Early in my career, I was in the office of a successful political operative working on his computer when he gestured to get my attention. Picking up a 5”x7” pocket card from his desk, in a quiet subversive voice, he murmured. “Psst, hey kid. You wanna know the secret?” Well of course I wanted to know THE secret, so I pulled up a chair and sat down for what I expected to be a lengthy discussion on political strategy and policy development.
Instead, what I got was one sentence that has stayed with me until this day. Holding up the card, which contained only five names, he said, “These are the only people I am going to talk to this week.” Somewhat disappointed in the brevity of my tutelage, I went back to what I was doing and pondered the brief lesson.
Initially, I thought he was talking about targeting; making sure to focus on the right people. But I soon realized that it was more than targeting. The real lesson was discipline. While everyone knows targeting is important, the “secret” is in the discipline to allow that knowledge to drive your calendar and call list.
Throughout my career I have observed many reasons people and organization fail to convert their targeting plans into actions. For some the failure comes from a subtle fear of rejection or lack of confidence. For others the failure to stay focused on the most important relationships comes from a lack of internal processes and tools that help hold the entire team accountable.
In the post-information age, there are of course no lack of websites, programs and apps that will help you manage your contacts and call lists. Most of these tools are geared toward sales professionals and seem to have limited application for policy professionals. And anyway, apps and websites do not relationships make.
Our RQM (Relationship Quotient Manager) is something different. It combines basic management principles with online tools to help individuals and organizations stay focused on the right people and prospects.
The process starts with a discussion about organizational goals. This conversation is not a formal strategic planning session, but rather a brief examination and clarification of desired outcomes. In its simplest terms, “What do we win when we win?”
While there are some clear-cut goals such as “pass this bill” or “elect that candidate,” most of the work of public affairs has to do with more malleable, even ineffable concepts such as “raising awareness” or “expanding markets.”
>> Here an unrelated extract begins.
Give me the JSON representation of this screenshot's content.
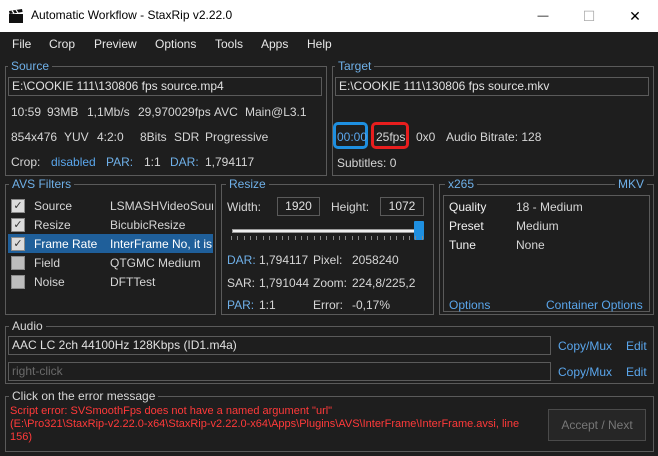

If we are not able to render this discussion into a handful of salient and actionable priorities, then the process stops. If you can’t explain to the architect what you want, then hiring a carpeting is only inviting disaster.
If, however, consensus arises around the stated goals, the process then shifts to identifying the corresponding constituency. Who are the people most equipped to help us achieve the stated goals? We set about gathering all the names and contact information form the many and varied repositories: iPhone contacts, Outlook address books, event sign-in sheets are all showered (scoured?) for the people who will help us achieve our goals.
Action Factory then consolidates this information into a single list, hosts it in the cloud, and makes it available via several highly intuitive interfaces.
Next, members of your team review their constituencies and assign two numbers to all contacts that makes up their RQ: Their quality of the relationship with this constituent (-1 to 5), and the potential for this constituent impact the goal (1 to 5).
Our iPhone app has a Tinder-style interface that allows users to easily enter and update rankings. When all contacts have been ranked, each individual will have an RQ and the constituency as a whole will have an average RQ.
This process helps our customers to think deeply about who they should focus on and why. Additionally, once all the ranking is complete, the organization is now able to track the progress of all the keys relationships in the organization.
So whether you call us to implement an RQS for your organization or not, before you pick up the phone or head out to your next meeting, ask yourself, “What am I really expecting to happen here?”